▶ [Action item]
Lines with the word "proxy" are the ones wanted. Copy each of them from the entries below.

== Segment start ==

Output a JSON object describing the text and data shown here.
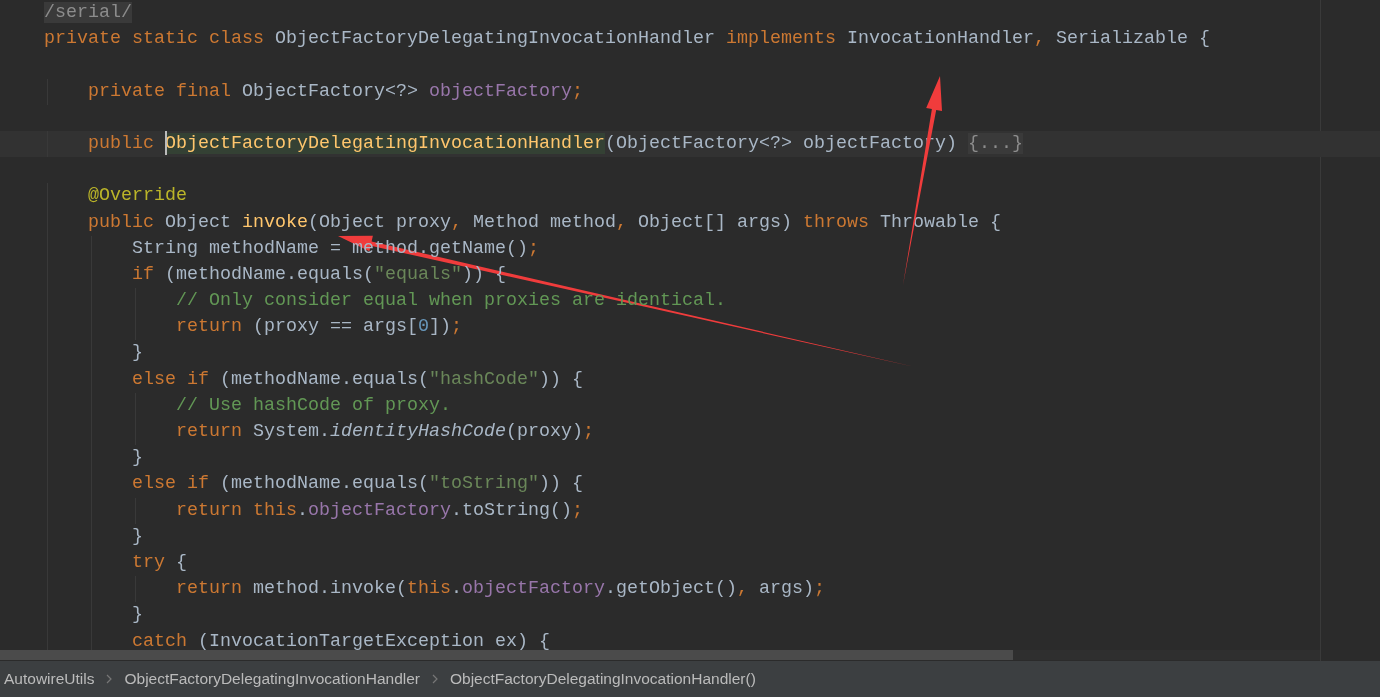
{
  "editor": {
    "lines": [
      {
        "kind": "code",
        "tokens": [
          {
            "kind": "fold",
            "text": "/serial/"
          }
        ]
      },
      {
        "kind": "code",
        "tokens": [
          {
            "kind": "kw",
            "text": "private static class "
          },
          {
            "kind": "plain",
            "text": "ObjectFactoryDelegatingInvocationHandler "
          },
          {
            "kind": "kw",
            "text": "implements "
          },
          {
            "kind": "plain",
            "text": "InvocationHandler"
          },
          {
            "kind": "kw",
            "text": ","
          },
          {
            "kind": "plain",
            "text": " Serializable {"
          }
        ]
      },
      {
        "kind": "blank"
      },
      {
        "kind": "code",
        "tokens": [
          {
            "kind": "kw",
            "text": "    private final "
          },
          {
            "kind": "plain",
            "text": "ObjectFactory<?> "
          },
          {
            "kind": "field",
            "text": "objectFactory"
          },
          {
            "kind": "kw",
            "text": ";"
          }
        ]
      },
      {
        "kind": "blank"
      },
      {
        "kind": "code",
        "current": true,
        "tokens": [
          {
            "kind": "kw",
            "text": "    public "
          },
          {
            "kind": "match",
            "text": "ObjectFactoryDelegatingInvocationHandler"
          },
          {
            "kind": "plain",
            "text": "(ObjectFactory<?> objectFactory) "
          },
          {
            "kind": "fold",
            "text": "{...}"
          }
        ]
      },
      {
        "kind": "blank"
      },
      {
        "kind": "code",
        "tokens": [
          {
            "kind": "annotation",
            "text": "    @Override"
          }
        ]
      },
      {
        "kind": "code",
        "tokens": [
          {
            "kind": "kw",
            "text": "    public "
          },
          {
            "kind": "plain",
            "text": "Object "
          },
          {
            "kind": "method",
            "text": "invoke"
          },
          {
            "kind": "plain",
            "text": "(Object proxy"
          },
          {
            "kind": "kw",
            "text": ","
          },
          {
            "kind": "plain",
            "text": " Method method"
          },
          {
            "kind": "kw",
            "text": ","
          },
          {
            "kind": "plain",
            "text": " Object[] args) "
          },
          {
            "kind": "kw",
            "text": "throws "
          },
          {
            "kind": "plain",
            "text": "Throwable {"
          }
        ]
      },
      {
        "kind": "code",
        "tokens": [
          {
            "kind": "plain",
            "text": "        String methodName = method.getName()"
          },
          {
            "kind": "kw",
            "text": ";"
          }
        ]
      },
      {
        "kind": "code",
        "tokens": [
          {
            "kind": "kw",
            "text": "        if "
          },
          {
            "kind": "plain",
            "text": "(methodName.equals("
          },
          {
            "kind": "string",
            "text": "\"equals\""
          },
          {
            "kind": "plain",
            "text": ")) {"
          }
        ]
      },
      {
        "kind": "code",
        "tokens": [
          {
            "kind": "comment",
            "text": "            // Only consider equal when proxies are identical."
          }
        ]
      },
      {
        "kind": "code",
        "tokens": [
          {
            "kind": "kw",
            "text": "            return "
          },
          {
            "kind": "plain",
            "text": "(proxy == args["
          },
          {
            "kind": "number",
            "text": "0"
          },
          {
            "kind": "plain",
            "text": "])"
          },
          {
            "kind": "kw",
            "text": ";"
          }
        ]
      },
      {
        "kind": "code",
        "tokens": [
          {
            "kind": "plain",
            "text": "        }"
          }
        ]
      },
      {
        "kind": "code",
        "tokens": [
          {
            "kind": "kw",
            "text": "        else if "
          },
          {
            "kind": "plain",
            "text": "(methodName.equals("
          },
          {
            "kind": "string",
            "text": "\"hashCode\""
          },
          {
            "kind": "plain",
            "text": ")) {"
          }
        ]
      },
      {
        "kind": "code",
        "tokens": [
          {
            "kind": "comment",
            "text": "            // Use hashCode of proxy."
          }
        ]
      },
      {
        "kind": "code",
        "tokens": [
          {
            "kind": "kw",
            "text": "            return "
          },
          {
            "kind": "plain",
            "text": "System."
          },
          {
            "kind": "static",
            "text": "identityHashCode"
          },
          {
            "kind": "plain",
            "text": "(proxy)"
          },
          {
            "kind": "kw",
            "text": ";"
          }
        ]
      },
      {
        "kind": "code",
        "tokens": [
          {
            "kind": "plain",
            "text": "        }"
          }
        ]
      },
      {
        "kind": "code",
        "tokens": [
          {
            "kind": "kw",
            "text": "        else if "
          },
          {
            "kind": "plain",
            "text": "(methodName.equals("
          },
          {
            "kind": "string",
            "text": "\"toString\""
          },
          {
            "kind": "plain",
            "text": ")) {"
          }
        ]
      },
      {
        "kind": "code",
        "tokens": [
          {
            "kind": "kw",
            "text": "            return this"
          },
          {
            "kind": "plain",
            "text": "."
          },
          {
            "kind": "field",
            "text": "objectFactory"
          },
          {
            "kind": "plain",
            "text": ".toString()"
          },
          {
            "kind": "kw",
            "text": ";"
          }
        ]
      },
      {
        "kind": "code",
        "tokens": [
          {
            "kind": "plain",
            "text": "        }"
          }
        ]
      },
      {
        "kind": "code",
        "tokens": [
          {
            "kind": "kw",
            "text": "        try "
          },
          {
            "kind": "plain",
            "text": "{"
          }
        ]
      },
      {
        "kind": "code",
        "tokens": [
          {
            "kind": "kw",
            "text": "            return "
          },
          {
            "kind": "plain",
            "text": "method.invoke("
          },
          {
            "kind": "kw",
            "text": "this"
          },
          {
            "kind": "plain",
            "text": "."
          },
          {
            "kind": "field",
            "text": "objectFactory"
          },
          {
            "kind": "plain",
            "text": ".getObject()"
          },
          {
            "kind": "kw",
            "text": ","
          },
          {
            "kind": "plain",
            "text": " args)"
          },
          {
            "kind": "kw",
            "text": ";"
          }
        ]
      },
      {
        "kind": "code",
        "tokens": [
          {
            "kind": "plain",
            "text": "        }"
          }
        ]
      },
      {
        "kind": "code",
        "tokens": [
          {
            "kind": "kw",
            "text": "        catch "
          },
          {
            "kind": "plain",
            "text": "(InvocationTargetException ex) {"
          }
        ]
      }
    ]
  },
  "breadcrumbs": [
    {
      "label": "AutowireUtils"
    },
    {
      "label": "ObjectFactoryDelegatingInvocationHandler"
    },
    {
      "label": "ObjectFactoryDelegatingInvocationHandler()"
    }
  ]
}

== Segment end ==

▶ [Output]
            "text": "(Object proxy"
            "text": "(proxy == args["
            "text": "            // Use hashCode of proxy."
            "text": "(proxy)"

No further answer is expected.